What is expected
Would you please state how many lines in the entries contain the word "quote"? Only the number should be given.

Data to process Start Marker

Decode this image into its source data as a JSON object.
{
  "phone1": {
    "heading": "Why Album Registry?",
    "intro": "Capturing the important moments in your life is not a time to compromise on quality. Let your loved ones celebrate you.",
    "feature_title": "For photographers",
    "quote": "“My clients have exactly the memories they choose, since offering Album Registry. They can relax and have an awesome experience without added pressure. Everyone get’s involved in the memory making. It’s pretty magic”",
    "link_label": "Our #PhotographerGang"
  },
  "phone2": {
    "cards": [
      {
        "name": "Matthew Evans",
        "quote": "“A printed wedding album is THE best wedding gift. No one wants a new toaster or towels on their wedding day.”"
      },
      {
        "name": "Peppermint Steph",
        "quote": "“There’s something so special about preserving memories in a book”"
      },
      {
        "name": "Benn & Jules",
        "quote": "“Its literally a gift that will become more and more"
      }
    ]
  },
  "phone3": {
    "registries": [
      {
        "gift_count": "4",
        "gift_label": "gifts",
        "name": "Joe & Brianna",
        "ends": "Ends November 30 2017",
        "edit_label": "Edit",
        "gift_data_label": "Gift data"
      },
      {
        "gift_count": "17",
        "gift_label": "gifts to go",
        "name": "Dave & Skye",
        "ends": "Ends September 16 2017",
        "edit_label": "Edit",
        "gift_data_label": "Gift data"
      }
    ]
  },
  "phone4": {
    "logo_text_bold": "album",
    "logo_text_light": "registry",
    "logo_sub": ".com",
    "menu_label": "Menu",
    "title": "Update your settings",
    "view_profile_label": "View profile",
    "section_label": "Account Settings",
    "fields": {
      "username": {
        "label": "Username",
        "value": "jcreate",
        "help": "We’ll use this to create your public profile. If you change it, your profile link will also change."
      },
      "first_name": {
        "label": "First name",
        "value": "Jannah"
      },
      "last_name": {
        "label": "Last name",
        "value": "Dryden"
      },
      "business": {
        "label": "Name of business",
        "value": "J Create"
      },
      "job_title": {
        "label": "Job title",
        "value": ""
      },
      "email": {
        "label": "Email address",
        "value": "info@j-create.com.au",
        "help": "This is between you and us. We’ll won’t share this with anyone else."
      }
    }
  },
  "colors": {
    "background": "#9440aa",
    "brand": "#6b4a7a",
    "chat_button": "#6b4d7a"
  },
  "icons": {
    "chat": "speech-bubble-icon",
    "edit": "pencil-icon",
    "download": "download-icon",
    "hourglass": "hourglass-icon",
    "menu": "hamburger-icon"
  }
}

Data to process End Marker

Task output
4